The English language, which arose from humble Anglo-Saxon roots to become the lingua franca of 600 million people worldwide and the dominant lexicon of international discourse, is dead. It succumbed last month at the age of 1,617 after a long illness. It is survived by an ignominiously diminished form of itself.
And why did it succumb?
The end came quietly on Aug. 21 on the letters page of The Washington Post. A reader castigated the newspaper for having written that Sasha Obama was the “youngest” daughter of the president and first lady, rather than their “younger” daughter. In so doing, however, the letter writer called the first couple the “Obama’s.” This, too, was published, constituting an illiterate proofreading of an illiterate criticism of an illiteracy. Moments later, already severely weakened, English died of shame.
The author, Gene Weingarten, gives some other examples found in the print media.
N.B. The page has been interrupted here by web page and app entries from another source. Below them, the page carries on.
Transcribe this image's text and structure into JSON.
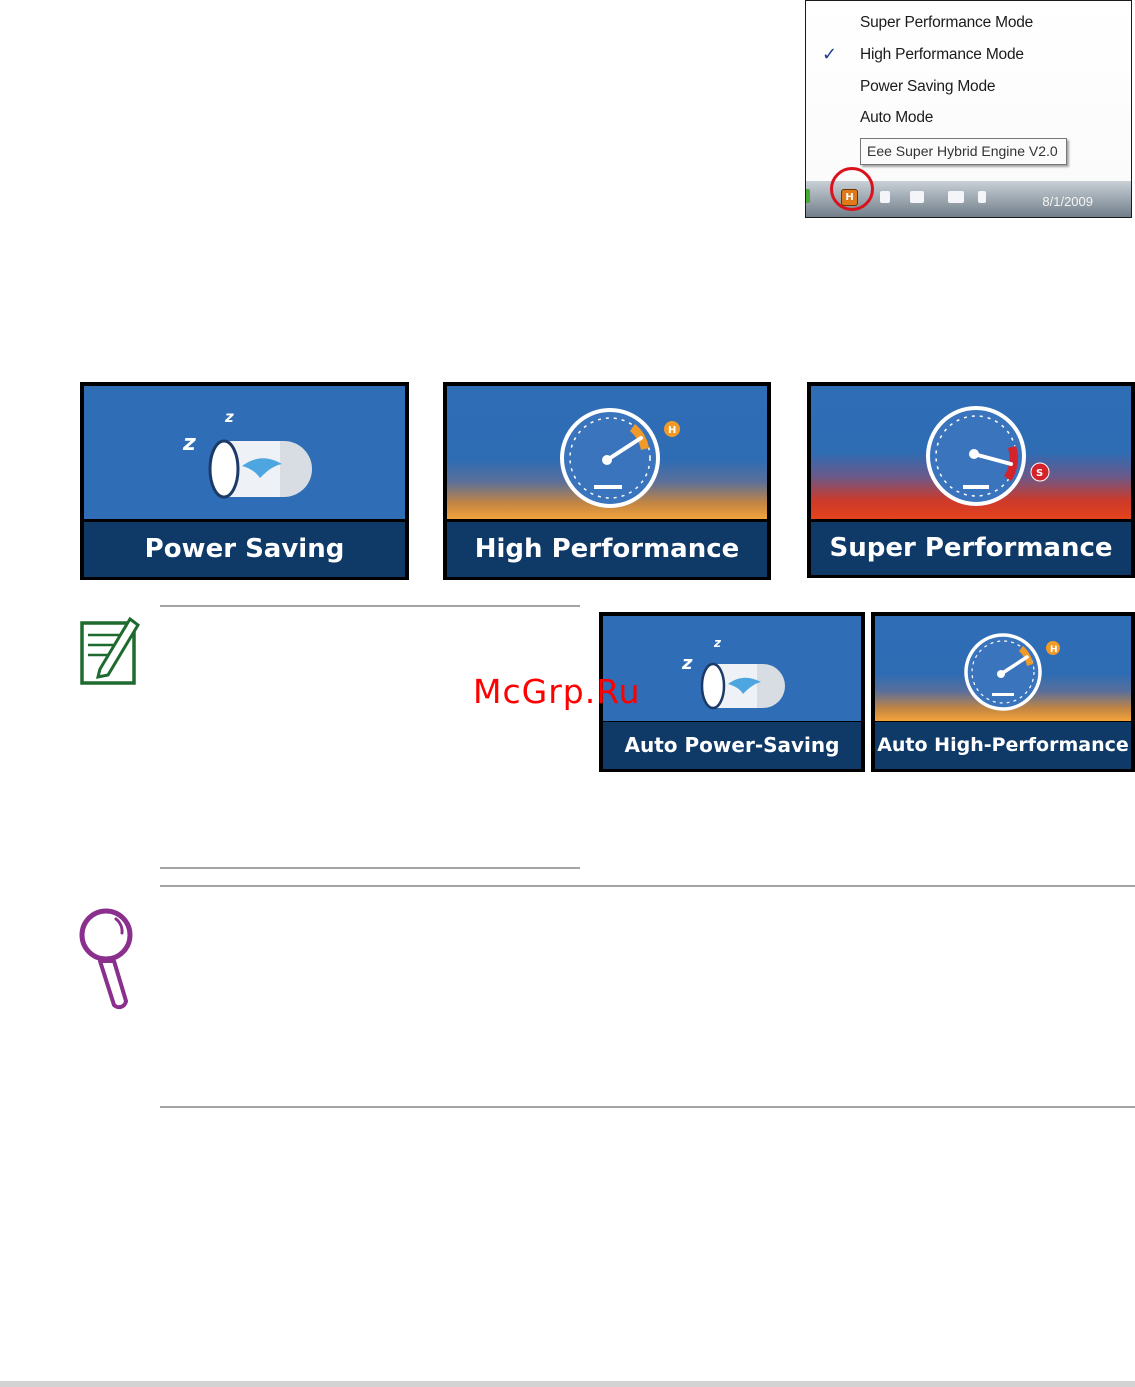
{
  "tray": {
    "menu_items": [
      {
        "label": "Super Performance Mode",
        "checked": false
      },
      {
        "label": "High Performance Mode",
        "checked": true
      },
      {
        "label": "Power Saving Mode",
        "checked": false
      },
      {
        "label": "Auto Mode",
        "checked": false
      }
    ],
    "check_mark": "✓",
    "tooltip": "Eee Super Hybrid Engine V2.0",
    "app_icon_letter": "H",
    "date": "8/1/2009",
    "highlight_color": "#d9121c"
  },
  "modes": {
    "power_saving": {
      "label": "Power Saving",
      "icon": "battery-sleep-icon"
    },
    "high_performance": {
      "label": "High Performance",
      "icon": "gauge-icon",
      "badge": "H",
      "badge_color": "#f29a28"
    },
    "super_performance": {
      "label": "Super Performance",
      "icon": "gauge-icon",
      "badge": "S",
      "badge_color": "#d4232a"
    },
    "auto_power_saving": {
      "label": "Auto Power-Saving",
      "icon": "battery-sleep-icon"
    },
    "auto_high_performance": {
      "label": "Auto High-Performance",
      "icon": "gauge-icon",
      "badge": "H",
      "badge_color": "#f29a28"
    }
  },
  "note": {
    "icon": "note-pencil-icon",
    "color": "#1f6a2f"
  },
  "hint": {
    "icon": "magnifier-icon",
    "color": "#8a2f8d"
  },
  "watermark": "McGrp.Ru"
}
The Lewiston (Maine) Sun-Journal has written of “spading and neutering.” The Miami Herald reported on someone who “eeks out a living” — alas, not by running an amusement-park haunted house. The Fredericksburg Free Lance-Star described professional football as a “doggy dog world.” The Vallejo (Calif.) Times-Herald and the South Bend (Ind.) Tribune were the two most recent papers, out of dozens, to report on the treatment of “prostrate cancer.”
The examples given by Weingarten were written by (I presume) professionals who are being paid for their copy, but he would be even further convinced of the demise of the English language if he were to read the comments posted on internet sites by members of the typing public.
Along with the fact that too much of the unsolicited commentary on these sites is rude, intemperate and sometimes downright vicious, much of it borders on being illiterate.
Some examples taken at random from various sites:
“what a joke cant she be concidered a habitial and put away before she ends up dead trying to fly off of a balcony.”
“Yeah cause are system is a daggon joke!”
“Who the f…. is that heffer??”
Some of the mess that you see posted is certainly due to bad typing and obviously a refusal to spell check. But after a while you get to believe that a lot of it is simply a complete inability to spell and worse yet, no awareness that the spelling might be wrong.
The idea seems to be that it you can sound it out phonetically, you can spell it the same way. Although that doesn’t really excuse having your dog “spaded” (which probably is an example of animal cruelty) or going to your doctor for a “prostrate” exam.
One day next month every student at Loyola Law School Los Angeles will awake to a higher grade point average.
But it’s not because they are all working harder.
The school is retroactively inflating its grades, tacking on 0.333 to every grade recorded in the last few years. The goal is to make its students look more attractive in a competitive job market.
In the last two years, at least 10 law schools have deliberately changed their grading systems to make them more lenient. These include law schools like New York University and Georgetown, as well as Golden Gate University and Tulane University, which just announced the change this month. Some recruiters at law firms keep track of these changes and consider them when interviewing, and some do not.
Law schools seem to view higher grades as one way to rescue their students from the tough economic climate — and perhaps more to the point, to protect their own reputations and rankings. Once able to practically guarantee gainful employment to thousands of students every year, the schools are now fielding complaints from more and more unemployed graduates, frequently drowning in student debt.
Whatever the reason, it seems to me that if you wanted to ensure your graduates a place in the job market you would concentrate on putting out a superior product rather than playing silly bugger with the GPA figures.
However, in the sense of fair play there are opposing opinions.